Mystery in Providence
First, as a natural instinct, Christians are always trying to interpret God’s providence. If you’re pursuing God and His purposes for your life, providence is a central segment within that pursuit. You want to know God’s will, and the “things” He has done around you are a natural piece to that interpretation. Yet, His providence is often cloudy in the moment. This is precisely why T.S. Eliot’s quote is an unlikely touchstone for interpreting God’s providence. When we lack knowledge, we wander off into our own interpretations, which are typically driven by emotion. Emotions are not always bad or sinful. However, we have to be careful with them and we have to make certain they don’t drive our knowledge of God and His purposes. We have to be resolved to accepting the mystery in providence, until it gets clear. Some of the mysteries clear up here on earth, others will not be clear until eternity. We do not get all the answers, nor do we deserve them.
God’s Goodness in the Mystery of Providence

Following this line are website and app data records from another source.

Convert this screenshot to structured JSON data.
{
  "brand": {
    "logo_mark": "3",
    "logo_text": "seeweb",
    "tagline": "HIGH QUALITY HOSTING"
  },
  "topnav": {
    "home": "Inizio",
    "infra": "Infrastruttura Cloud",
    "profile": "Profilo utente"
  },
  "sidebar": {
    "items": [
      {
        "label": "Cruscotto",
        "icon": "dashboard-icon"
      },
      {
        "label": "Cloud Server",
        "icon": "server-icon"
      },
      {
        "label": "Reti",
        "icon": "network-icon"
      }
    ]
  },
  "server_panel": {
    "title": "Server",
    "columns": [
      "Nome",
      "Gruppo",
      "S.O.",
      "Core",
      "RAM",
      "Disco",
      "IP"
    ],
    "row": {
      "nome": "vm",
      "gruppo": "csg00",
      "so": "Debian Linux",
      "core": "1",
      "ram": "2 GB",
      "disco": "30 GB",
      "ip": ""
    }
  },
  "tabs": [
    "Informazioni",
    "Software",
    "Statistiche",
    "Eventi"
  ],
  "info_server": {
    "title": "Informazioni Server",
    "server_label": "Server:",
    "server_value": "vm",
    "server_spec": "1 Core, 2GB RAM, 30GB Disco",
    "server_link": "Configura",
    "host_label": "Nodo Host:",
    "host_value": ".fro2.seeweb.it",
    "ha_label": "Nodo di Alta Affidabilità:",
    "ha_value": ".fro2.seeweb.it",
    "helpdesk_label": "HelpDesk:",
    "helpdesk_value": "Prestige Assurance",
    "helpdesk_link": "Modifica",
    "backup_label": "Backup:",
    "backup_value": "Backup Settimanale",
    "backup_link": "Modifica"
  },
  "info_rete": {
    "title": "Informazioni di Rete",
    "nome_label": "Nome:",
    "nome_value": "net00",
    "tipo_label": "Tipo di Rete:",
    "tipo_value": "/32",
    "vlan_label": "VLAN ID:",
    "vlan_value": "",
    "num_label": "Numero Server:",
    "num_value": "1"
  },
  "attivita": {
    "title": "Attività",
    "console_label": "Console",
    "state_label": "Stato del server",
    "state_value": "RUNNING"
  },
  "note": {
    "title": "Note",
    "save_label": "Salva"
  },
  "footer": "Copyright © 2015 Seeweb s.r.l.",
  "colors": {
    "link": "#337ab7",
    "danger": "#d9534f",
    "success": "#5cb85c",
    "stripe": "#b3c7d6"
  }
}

Second, as miserable as it is sometimes (at least for me anyway), I’m affirming that the mystery in God’s providence is part of His goodness. In other words, the mysteries in God’s ways are sometimes His kindness, mercy, grace, love, etc. to us. That is an excruciatingly difficult sentence for me to write because, frankly, there are days I don’t believe it. And when I’m forced to believe it, in the moment when things are cloudy and thick, I’m kind of angry about it.
For example, I loathe being caught off-guard and not knowing all the facts. I want to know the facts. I want to be assured that the facts are accurate and within my comfortable margin of error. I want to know them completely and intimately. I want to know them upfront. I want to have the opportunity to plot my way through all the scenarios based upon those facts—the weaknesses, strengths, costs, exposure, etc. And, THEN take action. If you’ve ever witnessed me seethe with anger, it’s been because I was caught off-guard due to (1) the facts being hidden from me and/or (2) the “facts” being inaccurate.
If mystery is painful and trying for me (and maybe you too) how can there be any goodness in the mystery of God’s providence? It’s because God’s providence will bring you to the end of yourself.
B.H. Liddell Hart was a military thinker/strategist, and historian, that for decades has influenced thousands of military leaders all over the globe. You can find his books on the reading lists of men like the former Secretary of Defense, General James Mattis. I like Hart’s stuff. In his book, Why Don’t We Learn from History?, Hart asserts, “history shows that a main hinderance to real progress is the ever-popular myth of the ‘great man.’” He was writing about power in the context of war. He’s also alluding to the fact that real control by an individual is only perceived. Its like the phrase you might hear in the rural south and one I heard begrudgingly too many times as a boy— “Son, you ain’t got no say-so in it.” God’s providence will bring you to the end of yourself, and your abilities, in order that HE can actually get something done. Make sense?
There is goodness in that providence, because if left to our own devices, the whole execution of the “advancement of the Kingdom of God” and “sanctification for Christ-likeness” would be a wreck. We need God’s leadership, through providence, to navigate moving the gospel and living out the faith. And thank goodness we don’t know all the facts, or we’d probably (1) run for the hills or (2) create a debacle and botch the whole deal even still.
The hardest verses in the Bible to obey are often the simplest to understand. Proverbs 3:5 fits that assertion to perfection. The proverb reads, “Trust in the Lord with all your heart, and do not lean on your own understanding.” Solomon is telling us, in diplomatic terms, “Son, you ain’t got no say-so in it.” Very simple, yet very difficult. But, very good. Good because of our weakness and childlike mind. The mystery in God’s providence will bring you to the end of yourself, and that’s goodness to you from the Almighty God.
Hold the mysteries of God’s providence as goodness, stand firm, and be the people of God.